ton, Idaho snd Oregon are seleeteers47v
illustrative, It has beeb "Ifaoritatively fet
computed that theirt i from the
agricultural schedules! the laW ai ' .
only I4,rtf0,000 snnuay u compel 1
witn a loss on all schedules . of.
mi. oimiiar tendencies are ex
hibited by other States.",
In a previous study of the effect ef
the Republican profiteers' tariff en
agriculture ths Farm Bureau Federa
tion's own expert economists found
that the net loss to farmers, after
making allowance for every penny ef
advantage the tariff gave them la
higher prices for their products, was
not leas than 1301.000,000 a year. la
other words, these experts proved by
, nY..tiUoll .iT ZJZLTtiL
" . " MW rswev -
Cumber lew contained a few pre-

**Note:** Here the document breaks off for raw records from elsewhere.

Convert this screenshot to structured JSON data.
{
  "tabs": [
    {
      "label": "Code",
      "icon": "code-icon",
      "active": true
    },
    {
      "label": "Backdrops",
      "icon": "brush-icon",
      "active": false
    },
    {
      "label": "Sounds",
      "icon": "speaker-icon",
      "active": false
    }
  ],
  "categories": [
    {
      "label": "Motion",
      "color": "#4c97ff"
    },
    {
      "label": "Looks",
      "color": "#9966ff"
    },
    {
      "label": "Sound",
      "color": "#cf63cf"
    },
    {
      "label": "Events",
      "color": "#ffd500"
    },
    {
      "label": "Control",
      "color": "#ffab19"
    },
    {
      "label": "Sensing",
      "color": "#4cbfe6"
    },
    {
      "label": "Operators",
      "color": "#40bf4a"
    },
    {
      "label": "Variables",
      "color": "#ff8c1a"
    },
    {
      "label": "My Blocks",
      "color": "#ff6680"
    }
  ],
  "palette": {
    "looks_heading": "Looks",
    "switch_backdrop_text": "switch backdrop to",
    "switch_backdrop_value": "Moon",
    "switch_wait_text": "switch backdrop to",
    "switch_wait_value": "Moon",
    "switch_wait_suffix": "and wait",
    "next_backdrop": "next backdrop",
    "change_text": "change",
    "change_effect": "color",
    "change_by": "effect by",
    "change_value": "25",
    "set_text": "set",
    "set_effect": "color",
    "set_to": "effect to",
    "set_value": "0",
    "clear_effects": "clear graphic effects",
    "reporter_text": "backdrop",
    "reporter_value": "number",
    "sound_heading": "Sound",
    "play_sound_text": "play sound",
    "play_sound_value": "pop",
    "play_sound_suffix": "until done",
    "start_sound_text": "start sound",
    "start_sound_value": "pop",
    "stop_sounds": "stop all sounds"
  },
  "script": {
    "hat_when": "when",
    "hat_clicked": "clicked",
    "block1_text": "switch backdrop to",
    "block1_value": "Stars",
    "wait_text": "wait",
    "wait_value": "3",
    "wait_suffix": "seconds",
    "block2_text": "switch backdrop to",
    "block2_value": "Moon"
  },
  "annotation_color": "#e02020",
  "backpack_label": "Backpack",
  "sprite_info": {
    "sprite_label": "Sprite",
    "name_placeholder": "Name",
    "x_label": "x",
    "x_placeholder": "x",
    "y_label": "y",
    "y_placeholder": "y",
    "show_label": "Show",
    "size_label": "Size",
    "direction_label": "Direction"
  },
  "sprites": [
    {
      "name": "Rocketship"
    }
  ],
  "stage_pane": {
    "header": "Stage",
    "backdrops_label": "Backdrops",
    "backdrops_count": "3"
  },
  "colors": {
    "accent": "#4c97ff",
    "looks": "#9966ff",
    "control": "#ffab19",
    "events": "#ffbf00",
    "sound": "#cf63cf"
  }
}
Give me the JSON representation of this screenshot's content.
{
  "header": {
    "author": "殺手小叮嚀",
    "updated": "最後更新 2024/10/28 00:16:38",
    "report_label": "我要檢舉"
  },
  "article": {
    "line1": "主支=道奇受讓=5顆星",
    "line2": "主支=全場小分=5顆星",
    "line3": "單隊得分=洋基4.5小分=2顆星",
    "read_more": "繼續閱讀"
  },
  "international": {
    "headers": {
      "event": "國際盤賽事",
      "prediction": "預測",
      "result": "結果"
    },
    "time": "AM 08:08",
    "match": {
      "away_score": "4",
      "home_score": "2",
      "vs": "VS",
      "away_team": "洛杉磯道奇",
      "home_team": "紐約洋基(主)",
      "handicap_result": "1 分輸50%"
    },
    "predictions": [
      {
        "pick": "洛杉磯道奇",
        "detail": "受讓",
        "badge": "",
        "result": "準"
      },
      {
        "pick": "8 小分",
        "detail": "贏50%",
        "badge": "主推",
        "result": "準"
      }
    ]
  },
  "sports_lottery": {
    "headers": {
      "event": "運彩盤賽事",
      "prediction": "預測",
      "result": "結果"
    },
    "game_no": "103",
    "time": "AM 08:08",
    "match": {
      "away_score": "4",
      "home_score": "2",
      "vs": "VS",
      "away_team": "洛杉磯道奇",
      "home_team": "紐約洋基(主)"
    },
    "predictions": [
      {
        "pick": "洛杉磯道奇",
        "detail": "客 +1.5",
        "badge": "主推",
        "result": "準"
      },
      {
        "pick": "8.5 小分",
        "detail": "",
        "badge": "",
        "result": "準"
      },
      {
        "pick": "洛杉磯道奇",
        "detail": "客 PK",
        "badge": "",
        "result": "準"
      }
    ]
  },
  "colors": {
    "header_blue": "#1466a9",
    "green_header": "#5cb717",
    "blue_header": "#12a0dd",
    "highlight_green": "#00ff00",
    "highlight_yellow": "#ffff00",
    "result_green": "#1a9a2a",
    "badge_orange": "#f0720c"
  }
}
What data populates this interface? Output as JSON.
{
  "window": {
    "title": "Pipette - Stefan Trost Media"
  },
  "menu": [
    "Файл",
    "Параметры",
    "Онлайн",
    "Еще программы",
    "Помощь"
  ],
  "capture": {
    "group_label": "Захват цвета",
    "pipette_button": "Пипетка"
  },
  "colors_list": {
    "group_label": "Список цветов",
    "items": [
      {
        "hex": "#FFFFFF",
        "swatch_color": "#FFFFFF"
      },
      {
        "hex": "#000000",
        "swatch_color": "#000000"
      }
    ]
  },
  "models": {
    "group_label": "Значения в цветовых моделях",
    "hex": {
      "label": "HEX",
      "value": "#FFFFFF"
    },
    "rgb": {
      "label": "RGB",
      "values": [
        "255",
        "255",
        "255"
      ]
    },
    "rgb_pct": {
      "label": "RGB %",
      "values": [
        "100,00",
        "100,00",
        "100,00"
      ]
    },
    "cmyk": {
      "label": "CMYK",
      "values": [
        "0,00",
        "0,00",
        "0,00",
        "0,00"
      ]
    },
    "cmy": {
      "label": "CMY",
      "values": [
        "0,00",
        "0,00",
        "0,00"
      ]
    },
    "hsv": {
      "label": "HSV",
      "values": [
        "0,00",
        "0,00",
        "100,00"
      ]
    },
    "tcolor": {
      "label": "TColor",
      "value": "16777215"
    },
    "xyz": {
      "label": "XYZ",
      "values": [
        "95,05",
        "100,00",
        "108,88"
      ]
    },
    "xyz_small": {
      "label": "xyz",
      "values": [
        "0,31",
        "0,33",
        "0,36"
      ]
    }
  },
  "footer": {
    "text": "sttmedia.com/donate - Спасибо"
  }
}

tenses of "proteeUnsr" the farmers
while In reality It tncloded them
among the mUUona ef Americans who
are being taxed and exploited for the
enrichment 'of special IntaTOeta,
There are shout S0.0O0.OOQ inert.
women and child ran on the fame ef
the United 8 tales. The tariff eoste
every one ef these toQlkma $10 year
ever and above every dollar ef benefit
tney derive from tt. Tot n family ef
ore taat H m a yaaMhe equivalent
ef per sent Interest em ttV
The Woman's dub nvrmbsvw etw
aavfaf sewing party this efumoon
et ne heme ef Mrs, C. o, CrrfoH.
preparing far a batasr wl ,!. h 1 be
held hi eefmeetkm with tle s:.r-. 1
shrrsatithsntnin show, .
s' V" A ' l)
". '. i1